The day after his initial condemnation and dismissal of those who object to Barack Obama’s and the tin-eared non-representative Congress’s politics and actions, Carter reprised his insult.

At Emory University, he said, “When a radical fringe element of demonstrators and others begin to attack the president of the United States as an animal or as a reincarnation of Adolf Hitler or when they wave signs in the air that said we should have buried Obama with Kennedy, those kinds of things are beyond the bounds.”

Further, “I think people who are guilty of that kind of personal attack against Obama have been influenced to a major degree by a belief that he should not be president because he happens to be African American. It’s a racist attitude, and my hope is and my expectation is that in the future both Democratic leaders and Republican leaders will take the initiative in condemning that kind of unprecedented attack on the president of the United States.”

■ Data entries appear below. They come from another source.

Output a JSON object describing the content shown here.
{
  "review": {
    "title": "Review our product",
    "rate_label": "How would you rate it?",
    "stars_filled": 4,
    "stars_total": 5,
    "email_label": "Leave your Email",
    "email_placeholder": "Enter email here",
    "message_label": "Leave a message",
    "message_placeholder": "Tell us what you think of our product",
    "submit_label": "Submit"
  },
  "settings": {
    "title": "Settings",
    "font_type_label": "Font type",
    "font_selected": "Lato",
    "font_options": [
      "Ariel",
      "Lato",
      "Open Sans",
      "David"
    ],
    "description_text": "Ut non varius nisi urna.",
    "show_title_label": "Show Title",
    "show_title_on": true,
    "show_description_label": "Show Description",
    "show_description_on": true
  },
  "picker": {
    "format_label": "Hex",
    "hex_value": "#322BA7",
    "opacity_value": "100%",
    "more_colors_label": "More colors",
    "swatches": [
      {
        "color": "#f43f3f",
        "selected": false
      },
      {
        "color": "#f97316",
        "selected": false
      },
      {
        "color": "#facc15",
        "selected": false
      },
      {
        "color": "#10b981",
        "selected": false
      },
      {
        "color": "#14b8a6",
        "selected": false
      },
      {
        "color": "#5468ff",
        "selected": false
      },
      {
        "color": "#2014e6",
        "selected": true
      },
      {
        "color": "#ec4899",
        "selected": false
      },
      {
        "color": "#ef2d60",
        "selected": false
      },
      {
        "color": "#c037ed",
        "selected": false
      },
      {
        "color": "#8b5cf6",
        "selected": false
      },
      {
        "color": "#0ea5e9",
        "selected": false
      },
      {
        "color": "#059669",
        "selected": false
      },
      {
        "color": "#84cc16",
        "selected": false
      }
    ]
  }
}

Would that be like Carter, Obama, the Democrat leadership and others of their throng jumping to condemn the torrent of malicious, racist words spoken and images published in past years about George W. Bush, as well as Colin Powell and Condoleezza Rice, Miguel Estrada and other black and white conservatives and Republicans?
I didn’t think so, either.
— C. Kenna Amos Jr.

Re: Matthew Omolesky’s The Gray Zone: Poland and the Abandoned Missile Defense Shield Initiative:

This article and one regarding the Czechs and their fight for democracy both highlight a generic question about this U.S.   administration. Why do we treat our enemies so good and our friends so bad? Just one illustration of such is the insult of Obama and his lovely “better half” and the way they treated our ancestor and best friend, the Brits, when they refused to accept the bust of Churchill. Apparently because of Britain’s slave trading past. Are these half educated people unaware of the history of the English people in fighting for over a hundred years to eradicate the slave trade when it was still profitable? Contrast this with Obama’s and his wife’s affection for Muslim Africa and the Muslin Middle East where slavery still goes on and where women still have no rights separate from their often abusive husbands. It is inexplicable to say the least. Pray for the state of Israel. It is obviously going to need our prayers and support with this gang that believes in nothing but power and seems to have many grudges against most of our traditions and especially traditional Christianity. Lastly let us pray for this generation and those to come. Irving Kristol and Milton Friedman, two giant intellectual men of character have passed from the American scene and we are not apt to see their like again for a long time.
— Jack Wheatley
Royal Oak Michigan

Sign up to receive our latest updates! Register

By submitting this form, you are consenting to receive marketing emails from: The American Spectator, 122 S Royal Street, Alexandria, VA, 22314, You can revoke your consent to receive emails at any time by using the SafeUnsubscribe® link, found at the bottom of every email. Emails are serviced by Constant Contact

Be a Free Market Loving Patriot. Subscribe Today!